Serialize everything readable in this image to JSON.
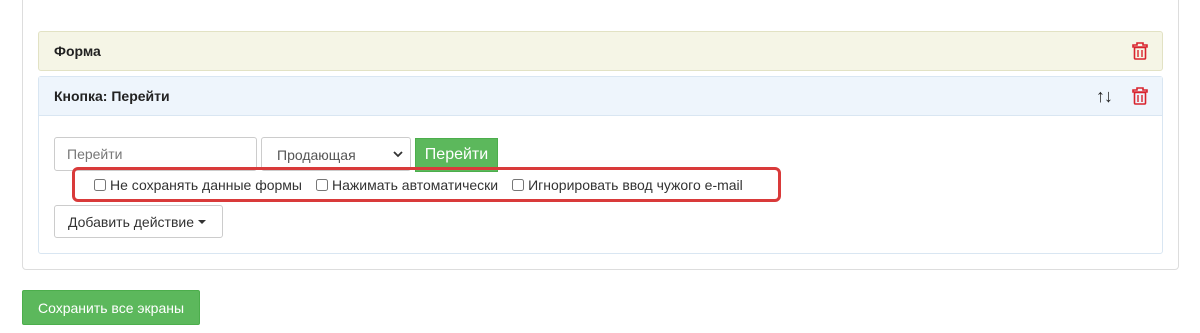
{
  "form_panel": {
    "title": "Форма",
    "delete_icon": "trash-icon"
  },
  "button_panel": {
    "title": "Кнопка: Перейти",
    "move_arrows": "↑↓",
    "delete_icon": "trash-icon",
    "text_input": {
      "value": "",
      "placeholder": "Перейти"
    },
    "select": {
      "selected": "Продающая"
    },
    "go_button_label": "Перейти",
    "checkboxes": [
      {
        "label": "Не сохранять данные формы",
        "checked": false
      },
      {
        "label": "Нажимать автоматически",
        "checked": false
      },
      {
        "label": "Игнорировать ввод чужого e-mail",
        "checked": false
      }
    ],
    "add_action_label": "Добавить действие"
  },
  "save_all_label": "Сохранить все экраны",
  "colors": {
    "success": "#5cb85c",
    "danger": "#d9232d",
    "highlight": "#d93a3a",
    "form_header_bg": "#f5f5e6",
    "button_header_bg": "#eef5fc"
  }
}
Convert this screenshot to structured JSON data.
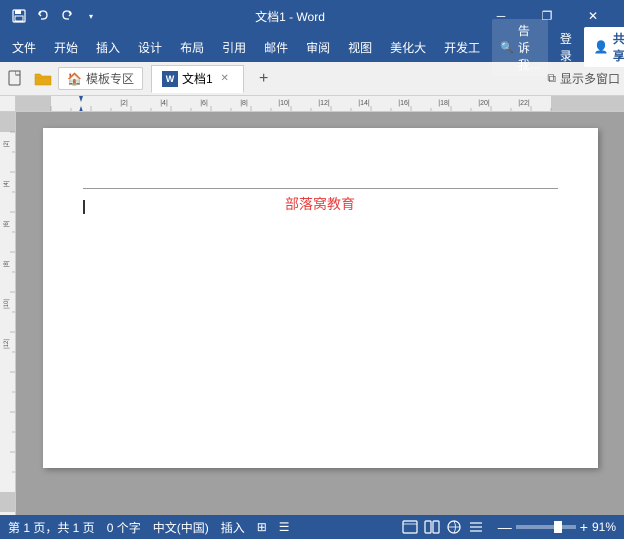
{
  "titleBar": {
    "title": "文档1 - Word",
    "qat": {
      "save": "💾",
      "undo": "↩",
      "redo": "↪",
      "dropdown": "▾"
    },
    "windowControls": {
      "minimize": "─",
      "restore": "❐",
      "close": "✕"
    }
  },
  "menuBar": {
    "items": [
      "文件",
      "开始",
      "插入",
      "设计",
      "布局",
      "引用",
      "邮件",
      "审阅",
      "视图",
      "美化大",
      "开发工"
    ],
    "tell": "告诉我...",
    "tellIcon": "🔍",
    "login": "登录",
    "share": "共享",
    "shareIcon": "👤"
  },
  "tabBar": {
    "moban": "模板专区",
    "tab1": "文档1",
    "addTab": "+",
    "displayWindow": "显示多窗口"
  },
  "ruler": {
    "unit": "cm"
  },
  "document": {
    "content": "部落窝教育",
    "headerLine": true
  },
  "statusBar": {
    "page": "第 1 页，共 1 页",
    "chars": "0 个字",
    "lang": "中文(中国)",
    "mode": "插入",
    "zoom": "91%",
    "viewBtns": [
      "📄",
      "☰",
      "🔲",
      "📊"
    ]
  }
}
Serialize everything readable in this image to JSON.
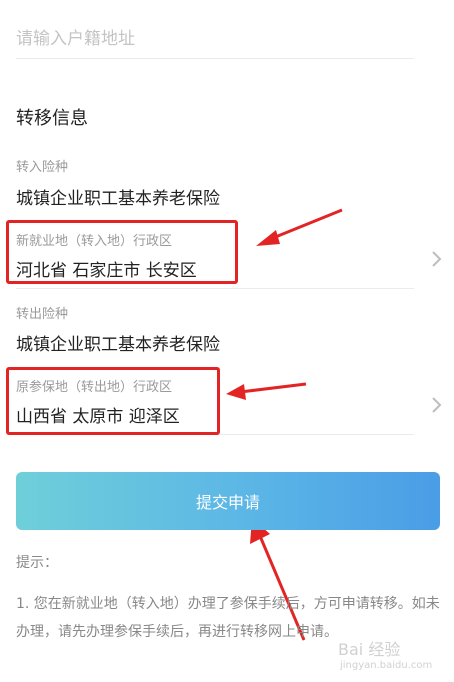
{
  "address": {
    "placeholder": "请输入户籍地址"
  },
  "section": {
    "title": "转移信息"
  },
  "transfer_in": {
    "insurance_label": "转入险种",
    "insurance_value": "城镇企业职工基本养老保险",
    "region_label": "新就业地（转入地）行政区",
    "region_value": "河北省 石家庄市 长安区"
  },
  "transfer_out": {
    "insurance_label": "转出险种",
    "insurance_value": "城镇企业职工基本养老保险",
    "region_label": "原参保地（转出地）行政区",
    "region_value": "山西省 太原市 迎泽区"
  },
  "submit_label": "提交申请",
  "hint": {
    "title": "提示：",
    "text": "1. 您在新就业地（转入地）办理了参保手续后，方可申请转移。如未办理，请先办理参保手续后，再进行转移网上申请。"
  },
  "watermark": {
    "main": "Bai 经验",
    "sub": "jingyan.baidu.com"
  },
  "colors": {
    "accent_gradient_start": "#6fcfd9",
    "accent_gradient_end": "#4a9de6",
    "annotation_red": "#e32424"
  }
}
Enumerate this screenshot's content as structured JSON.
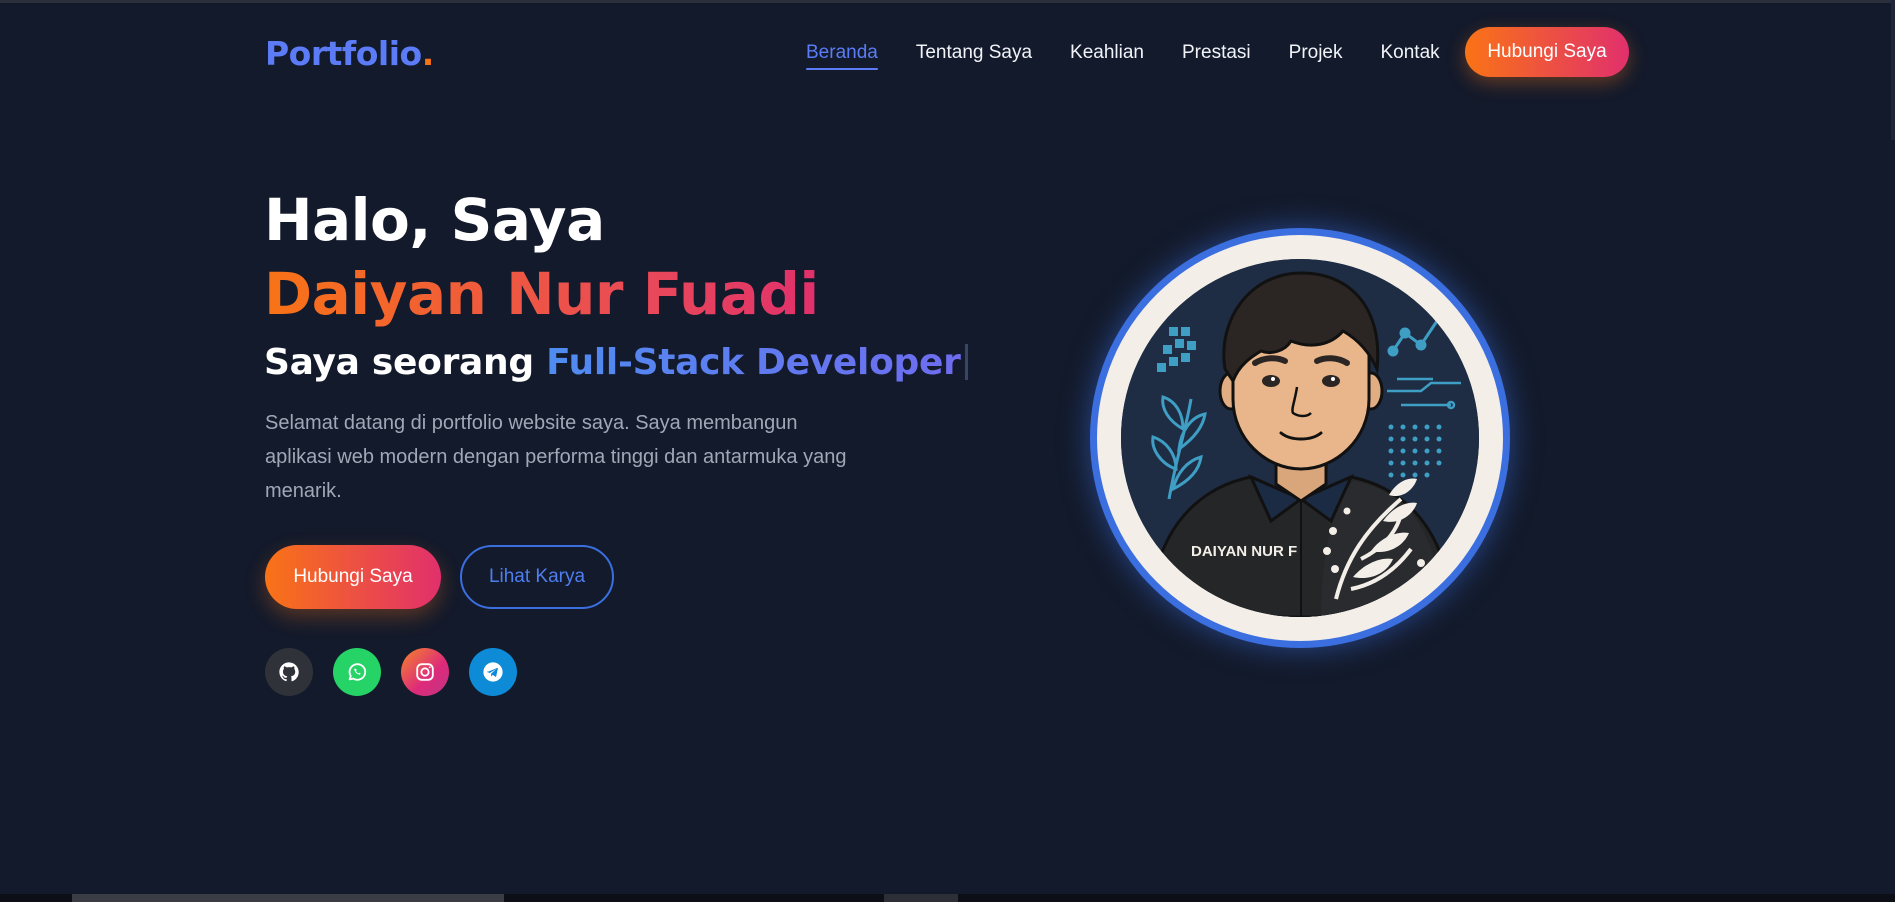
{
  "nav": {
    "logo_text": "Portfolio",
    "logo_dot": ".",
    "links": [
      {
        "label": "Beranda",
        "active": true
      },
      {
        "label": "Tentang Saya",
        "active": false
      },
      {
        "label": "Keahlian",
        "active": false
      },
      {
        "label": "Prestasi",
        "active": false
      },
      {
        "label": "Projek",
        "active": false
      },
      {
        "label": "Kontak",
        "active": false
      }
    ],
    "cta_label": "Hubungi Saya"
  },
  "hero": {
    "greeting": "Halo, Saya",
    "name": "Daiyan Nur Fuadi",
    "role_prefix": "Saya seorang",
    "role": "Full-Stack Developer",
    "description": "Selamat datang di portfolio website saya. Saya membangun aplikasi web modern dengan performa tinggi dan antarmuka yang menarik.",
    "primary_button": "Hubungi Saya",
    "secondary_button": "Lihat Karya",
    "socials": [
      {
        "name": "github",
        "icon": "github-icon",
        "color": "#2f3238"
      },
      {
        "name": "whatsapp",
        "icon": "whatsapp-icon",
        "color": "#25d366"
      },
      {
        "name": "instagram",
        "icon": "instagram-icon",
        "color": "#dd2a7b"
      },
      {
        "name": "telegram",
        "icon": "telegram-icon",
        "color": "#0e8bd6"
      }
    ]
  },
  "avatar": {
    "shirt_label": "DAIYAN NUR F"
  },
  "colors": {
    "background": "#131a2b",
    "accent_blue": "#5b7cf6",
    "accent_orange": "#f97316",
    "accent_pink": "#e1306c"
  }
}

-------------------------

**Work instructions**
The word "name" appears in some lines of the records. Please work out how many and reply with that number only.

**Result for this exercise**
5